Chinese opera, Scottish Opera, Chinese… this is most intriguing. Weir could have chosen a name like 'The Orphan Chao', or any number of others that do not include the word 'Chinese'. She immediately sets up a culturally-embedded expectation of strange-making, of things not being what they seem, and seeming to be what they are not.
Chao (one letter short of 'chaos') is the double hero of the conceit. In a three-act structure, the outside acts follow the fortunes of an engineer, Chao, who witnesses a performance of a Chinese Opera, in Act 2, that tells the story of another Chao. Inspired by the inner Chao, the outer Chao determines to follow the same course, and ends up being executed.
This is a highly textual work. The composer prepared her own libretto, and structured the work so that it proceeds rather like a series of characters in Chinese script. If you think of alphabetic script as being analogous to a tape recording that you play back by reading, you can think of Chinese script as being more analogous to a video recording. Each character is richly endowed with content, its visual and sonic narrative potential sometimes harmonious, sometimes dissonant.

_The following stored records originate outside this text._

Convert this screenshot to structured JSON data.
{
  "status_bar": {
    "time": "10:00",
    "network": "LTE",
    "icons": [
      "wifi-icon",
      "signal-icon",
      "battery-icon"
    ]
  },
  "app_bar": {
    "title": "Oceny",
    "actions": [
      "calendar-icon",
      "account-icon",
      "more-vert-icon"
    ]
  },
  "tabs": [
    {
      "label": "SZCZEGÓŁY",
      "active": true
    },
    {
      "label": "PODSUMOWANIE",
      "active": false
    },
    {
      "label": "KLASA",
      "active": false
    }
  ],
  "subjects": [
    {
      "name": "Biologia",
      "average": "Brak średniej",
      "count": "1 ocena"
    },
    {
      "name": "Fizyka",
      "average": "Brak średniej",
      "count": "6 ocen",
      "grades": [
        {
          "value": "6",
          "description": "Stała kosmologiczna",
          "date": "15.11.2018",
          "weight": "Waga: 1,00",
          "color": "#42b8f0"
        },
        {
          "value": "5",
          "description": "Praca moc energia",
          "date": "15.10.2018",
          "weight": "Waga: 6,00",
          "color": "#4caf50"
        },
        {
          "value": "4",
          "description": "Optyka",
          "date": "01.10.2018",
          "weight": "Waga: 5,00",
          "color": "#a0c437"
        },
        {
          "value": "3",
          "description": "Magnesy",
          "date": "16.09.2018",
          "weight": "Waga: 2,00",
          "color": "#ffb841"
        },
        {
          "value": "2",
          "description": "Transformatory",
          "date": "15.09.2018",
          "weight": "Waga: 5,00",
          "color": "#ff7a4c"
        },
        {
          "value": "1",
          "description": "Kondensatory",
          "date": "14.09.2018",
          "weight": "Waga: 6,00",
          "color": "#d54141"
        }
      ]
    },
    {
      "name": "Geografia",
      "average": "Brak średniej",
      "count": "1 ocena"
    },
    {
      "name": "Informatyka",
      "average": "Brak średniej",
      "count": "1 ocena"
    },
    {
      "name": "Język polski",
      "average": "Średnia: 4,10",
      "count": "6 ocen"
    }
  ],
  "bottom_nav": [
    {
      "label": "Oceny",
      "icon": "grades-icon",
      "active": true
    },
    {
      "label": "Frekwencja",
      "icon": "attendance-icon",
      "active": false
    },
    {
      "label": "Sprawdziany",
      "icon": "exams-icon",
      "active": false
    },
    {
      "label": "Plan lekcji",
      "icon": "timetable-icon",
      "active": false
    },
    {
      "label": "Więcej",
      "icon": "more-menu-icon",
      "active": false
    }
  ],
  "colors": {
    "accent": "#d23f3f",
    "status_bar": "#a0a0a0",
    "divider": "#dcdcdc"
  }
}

Such concentration is a characteristic of Weir's music, and has led some to make a connection with minimalism. Early in this work there is a passage that has a passing resemblance to the dense, shimmering textures that Steve Reich creates, for instance, but it is arrived at by completely different means. Generally speaking there is barely any resemblance to the New York minimalists—or, for that matter,—to someone like Arvo Pärt. In a couple of respects, a parallel with Satie would be nearer the mark,. First, there's a sort of thrifty reductionism that constantly interrogates superfluous gestures, leaving only the necessary; second, there's the pervasive, pawky irony.
Actually, the harmonic world at the outset is nearer to Debussy, simultaneously looking back to the Javanese gamelan sonorities that so impressed him early in his career, and looking forward to Messiaen—specifically his technique of thickening melodic lines to colour their rhetorical flow. Here, Weir's textures are sometimes thicker than rough-cut marmalade. Textures shift. Moving as though from character to character, Weir explores widely differing, sometimes delicate, and often gorgeous sonorities, taking full advantage of the resources at her disposal. Apart from a few unintentionally shaky moments in the upper strings early on, James Grossmith, standing in for Sian Edwards, draws a fine realization from the orchestra.
As a work of theatre there is an obvious, and perhaps superficial, connection to make with Britten's late chamber operas. It is not so much that Britten's interest was in the Japanese Noh tradition, which has a highly formal and stylized language of its own. Rather, Weir's oriental content displaces attention from an interesting relationship with European innovations that seldom make it to the opera house—up here, anyway. There is a strain of Artaud's theatre of cruelty, which Weir places in dialogue with Brechtian epic theatre. A recurring trope pits the heroic narrative against cruelties both human and natural; the play-cruelty is to deny the audience empathy with the actors.
Referencing and interrogating epic theatre in the central play-within-the-play, Weir differentiates the prestige-form Chinese Opera by presenting it as a mummers' play. In Kublai Khan's empire, the theatre workers have been sent to the fields, and by this gesture they keep their culture alive. Rebecca de Pont Davies seizes the opportunity, as troupe leader, to deliver a hilarious orchestration of the inner story. Disconcertingly, at this point, the surtitle display emerges as a character in its own right. As the dialogue gets more rapid, it first abbreviates freely, and then flatly refuses to keep up—a very funny touch. This is textuality playing its part, as it does during Philip Salmon's star turn as Marco Polo, where he is obliged—literally—to share the follow-spot with a map (and the composer's brilliantly concentrated précis of Italian grand opera). Jean-Marc Puissant's design emerges as a character in its own right, while the cast has little opportunity to engage intersubjectively with the audience. A short, searing intervention by Fiona Kimm as the third act Crone is one of the few exceptions; Reno Troilus, the Military Governor, makes his impact by the sheer strangeness of a soldier singing countertenor.
Lee Blakeley's production is—perhaps surprisingly—the first to be mounted in Scotland, and a generous audience gave it the warm welcome it deserves. Yes, the layers of irony are hard to keep up with. The last thing that one is inclined to do with such a skilfully crafted, multi-faceted piece of work is to take it at its word, but that is the ultimate irony of A Night at the Chinese Opera; it is just what it says it is. A night well spent.
Picture credits: Richard Campbell and Scottish Opera